EXERCISE REQUIREMENTS: Make an exact copy of all the entries below, with the pictures left out.

--- DATASET CONTENT ---

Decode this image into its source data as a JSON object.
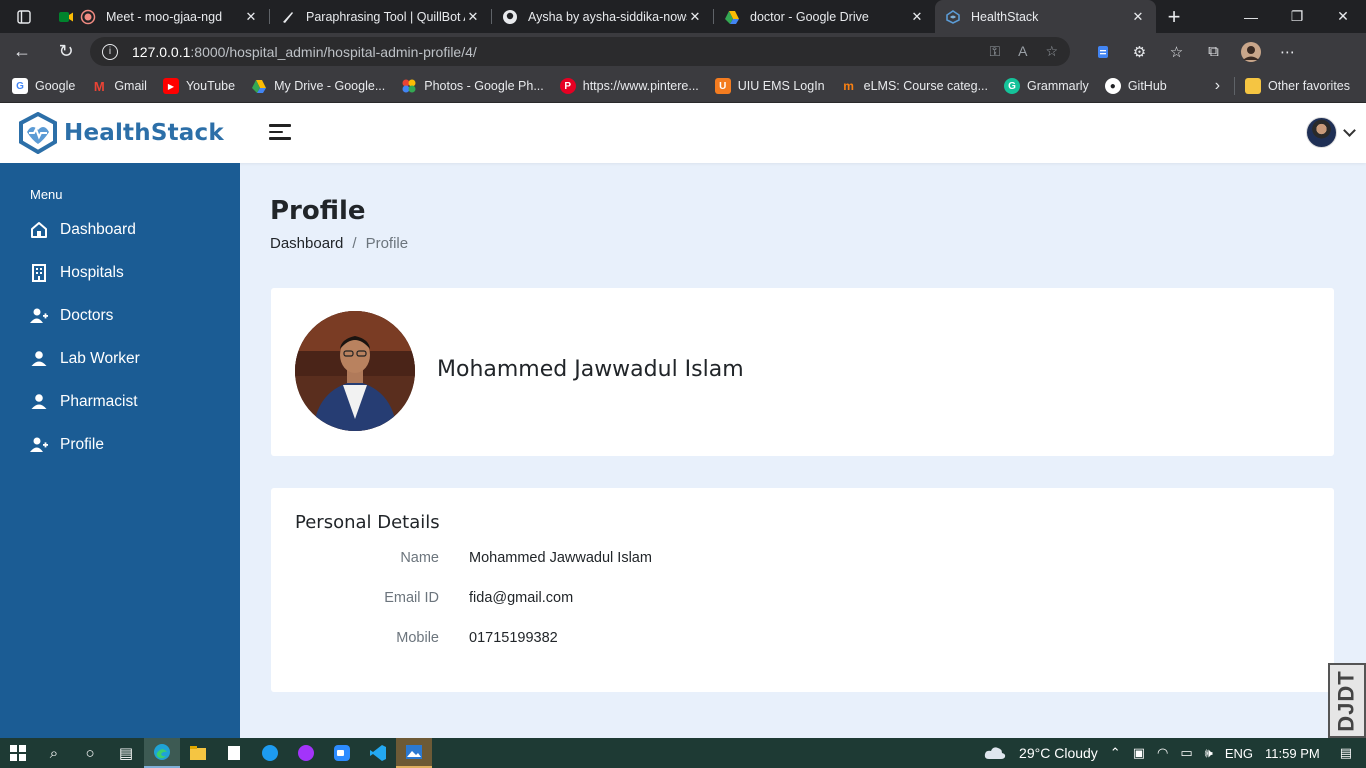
{
  "browser": {
    "tabs": [
      {
        "title": "Meet - moo-gjaa-ngd",
        "icon": "google-meet-icon",
        "active": false
      },
      {
        "title": "Paraphrasing Tool | QuillBot A",
        "icon": "quillbot-icon",
        "active": false
      },
      {
        "title": "Aysha by aysha-siddika-nows",
        "icon": "github-icon",
        "active": false
      },
      {
        "title": "doctor - Google Drive",
        "icon": "google-drive-icon",
        "active": false
      },
      {
        "title": "HealthStack",
        "icon": "healthstack-icon",
        "active": true
      }
    ],
    "url_host": "127.0.0.1",
    "url_path": ":8000/hospital_admin/hospital-admin-profile/4/",
    "bookmarks": [
      {
        "label": "Google",
        "icon": "google-icon",
        "color": "#ffffff"
      },
      {
        "label": "Gmail",
        "icon": "gmail-icon",
        "color": "#ea4335"
      },
      {
        "label": "YouTube",
        "icon": "youtube-icon",
        "color": "#ff0000"
      },
      {
        "label": "My Drive - Google...",
        "icon": "google-drive-icon",
        "color": "#fbbc04"
      },
      {
        "label": "Photos - Google Ph...",
        "icon": "google-photos-icon",
        "color": "#34a853"
      },
      {
        "label": "https://www.pintere...",
        "icon": "pinterest-icon",
        "color": "#e60023"
      },
      {
        "label": "UIU EMS LogIn",
        "icon": "uiu-icon",
        "color": "#f47c20"
      },
      {
        "label": "eLMS: Course categ...",
        "icon": "moodle-icon",
        "color": "#f98012"
      },
      {
        "label": "Grammarly",
        "icon": "grammarly-icon",
        "color": "#15c39a"
      },
      {
        "label": "GitHub",
        "icon": "github-icon",
        "color": "#ffffff"
      }
    ],
    "other_favorites": "Other favorites"
  },
  "app": {
    "brand": "HealthStack",
    "brand_color": "#2c6fa8",
    "sidebar_color": "#1b5c94",
    "menu_heading": "Menu",
    "sidebar_items": [
      {
        "label": "Dashboard",
        "icon": "home-icon"
      },
      {
        "label": "Hospitals",
        "icon": "building-icon"
      },
      {
        "label": "Doctors",
        "icon": "user-plus-icon"
      },
      {
        "label": "Lab Worker",
        "icon": "user-icon"
      },
      {
        "label": "Pharmacist",
        "icon": "user-icon"
      },
      {
        "label": "Profile",
        "icon": "user-plus-icon"
      }
    ],
    "page_title": "Profile",
    "breadcrumb": {
      "home": "Dashboard",
      "current": "Profile"
    },
    "profile": {
      "name": "Mohammed Jawwadul Islam"
    },
    "personal_details": {
      "title": "Personal Details",
      "rows": [
        {
          "label": "Name",
          "value": "Mohammed Jawwadul Islam"
        },
        {
          "label": "Email ID",
          "value": "fida@gmail.com"
        },
        {
          "label": "Mobile",
          "value": "01715199382"
        }
      ]
    }
  },
  "watermark": "DJDT",
  "taskbar": {
    "weather": "29°C  Cloudy",
    "language": "ENG",
    "time": "11:59 PM"
  }
}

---

EXPECTED ANSWER:
Decode this image into its source data as a JSON object.
{
  "browser": {
    "tabs": [
      {
        "title": "Meet - moo-gjaa-ngd",
        "icon": "google-meet-icon",
        "active": false
      },
      {
        "title": "Paraphrasing Tool | QuillBot A",
        "icon": "quillbot-icon",
        "active": false
      },
      {
        "title": "Aysha by aysha-siddika-nows",
        "icon": "github-icon",
        "active": false
      },
      {
        "title": "doctor - Google Drive",
        "icon": "google-drive-icon",
        "active": false
      },
      {
        "title": "HealthStack",
        "icon": "healthstack-icon",
        "active": true
      }
    ],
    "url_host": "127.0.0.1",
    "url_path": ":8000/hospital_admin/hospital-admin-profile/4/",
    "bookmarks": [
      {
        "label": "Google",
        "icon": "google-icon",
        "color": "#ffffff"
      },
      {
        "label": "Gmail",
        "icon": "gmail-icon",
        "color": "#ea4335"
      },
      {
        "label": "YouTube",
        "icon": "youtube-icon",
        "color": "#ff0000"
      },
      {
        "label": "My Drive - Google...",
        "icon": "google-drive-icon",
        "color": "#fbbc04"
      },
      {
        "label": "Photos - Google Ph...",
        "icon": "google-photos-icon",
        "color": "#34a853"
      },
      {
        "label": "https://www.pintere...",
        "icon": "pinterest-icon",
        "color": "#e60023"
      },
      {
        "label": "UIU EMS LogIn",
        "icon": "uiu-icon",
        "color": "#f47c20"
      },
      {
        "label": "eLMS: Course categ...",
        "icon": "moodle-icon",
        "color": "#f98012"
      },
      {
        "label": "Grammarly",
        "icon": "grammarly-icon",
        "color": "#15c39a"
      },
      {
        "label": "GitHub",
        "icon": "github-icon",
        "color": "#ffffff"
      }
    ],
    "other_favorites": "Other favorites"
  },
  "app": {
    "brand": "HealthStack",
    "brand_color": "#2c6fa8",
    "sidebar_color": "#1b5c94",
    "menu_heading": "Menu",
    "sidebar_items": [
      {
        "label": "Dashboard",
        "icon": "home-icon"
      },
      {
        "label": "Hospitals",
        "icon": "building-icon"
      },
      {
        "label": "Doctors",
        "icon": "user-plus-icon"
      },
      {
        "label": "Lab Worker",
        "icon": "user-icon"
      },
      {
        "label": "Pharmacist",
        "icon": "user-icon"
      },
      {
        "label": "Profile",
        "icon": "user-plus-icon"
      }
    ],
    "page_title": "Profile",
    "breadcrumb": {
      "home": "Dashboard",
      "current": "Profile"
    },
    "profile": {
      "name": "Mohammed Jawwadul Islam"
    },
    "personal_details": {
      "title": "Personal Details",
      "rows": [
        {
          "label": "Name",
          "value": "Mohammed Jawwadul Islam"
        },
        {
          "label": "Email ID",
          "value": "fida@gmail.com"
        },
        {
          "label": "Mobile",
          "value": "01715199382"
        }
      ]
    }
  },
  "watermark": "DJDT",
  "taskbar": {
    "weather": "29°C  Cloudy",
    "language": "ENG",
    "time": "11:59 PM"
  }
}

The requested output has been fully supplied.